Instructions for the task:
Would you repeat the listing below verbatim and drop the images?

*** Opening of Information supplied ***

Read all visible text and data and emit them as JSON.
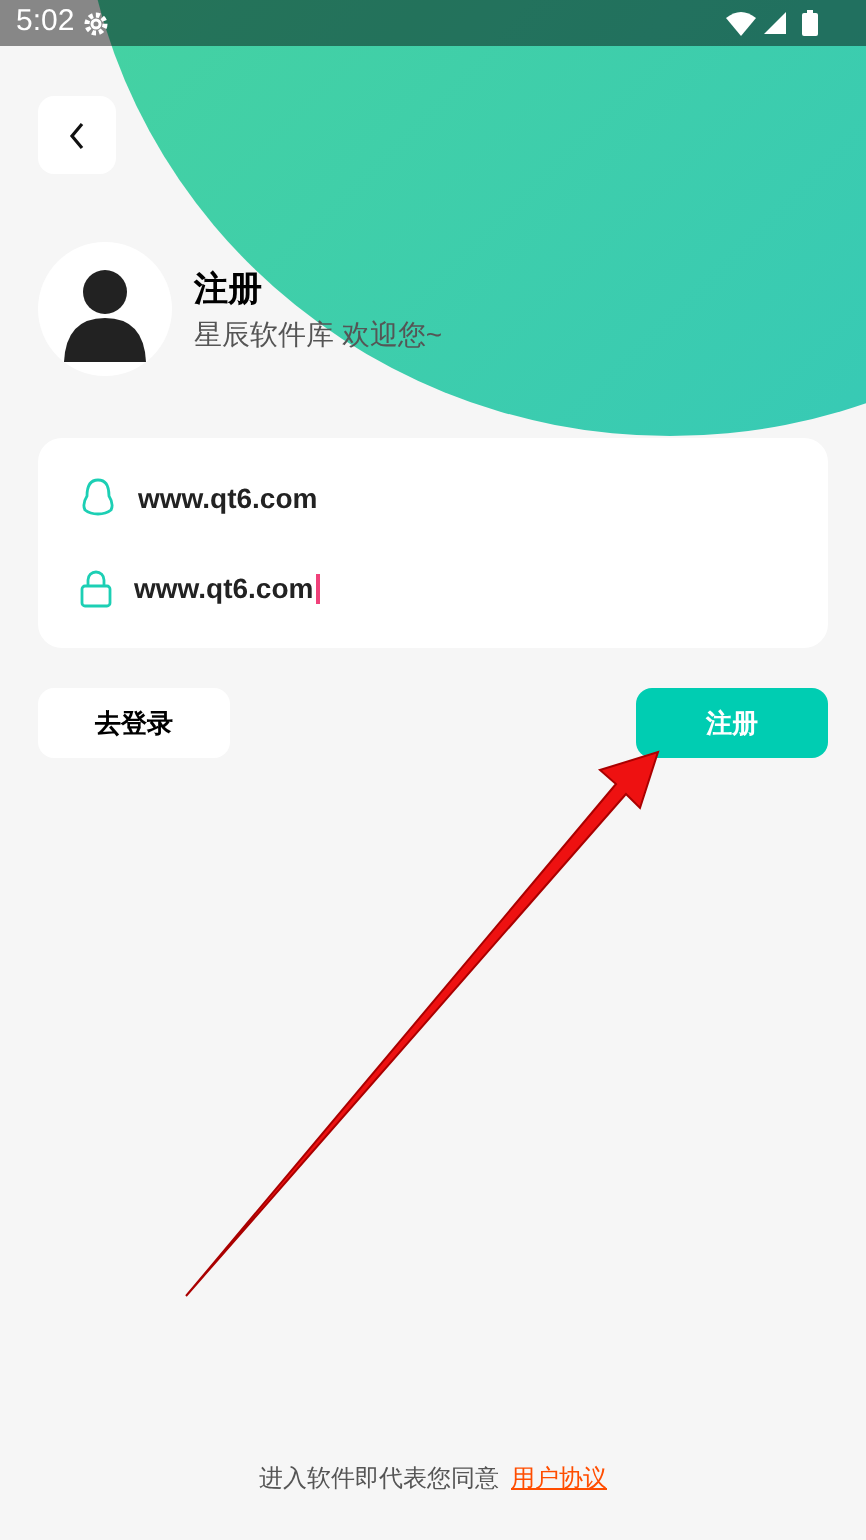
{
  "status_bar": {
    "time": "5:02"
  },
  "header": {
    "title": "注册",
    "subtitle": "星辰软件库 欢迎您~"
  },
  "fields": [
    {
      "kind": "account",
      "value": "www.qt6.com",
      "focused": false
    },
    {
      "kind": "password",
      "value": "www.qt6.com",
      "focused": true
    }
  ],
  "buttons": [
    {
      "label": "去登录",
      "kind": "secondary"
    },
    {
      "label": "注册",
      "kind": "primary"
    }
  ],
  "footer": {
    "text": "进入软件即代表您同意",
    "link": "用户协议"
  }
}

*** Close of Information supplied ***

Response:
Read all visible text and data and emit them as JSON.
{
  "status_bar": {
    "time": "5:02"
  },
  "header": {
    "title": "注册",
    "subtitle": "星辰软件库 欢迎您~"
  },
  "fields": [
    {
      "kind": "account",
      "value": "www.qt6.com",
      "focused": false
    },
    {
      "kind": "password",
      "value": "www.qt6.com",
      "focused": true
    }
  ],
  "buttons": [
    {
      "label": "去登录",
      "kind": "secondary"
    },
    {
      "label": "注册",
      "kind": "primary"
    }
  ],
  "footer": {
    "text": "进入软件即代表您同意",
    "link": "用户协议"
  }
}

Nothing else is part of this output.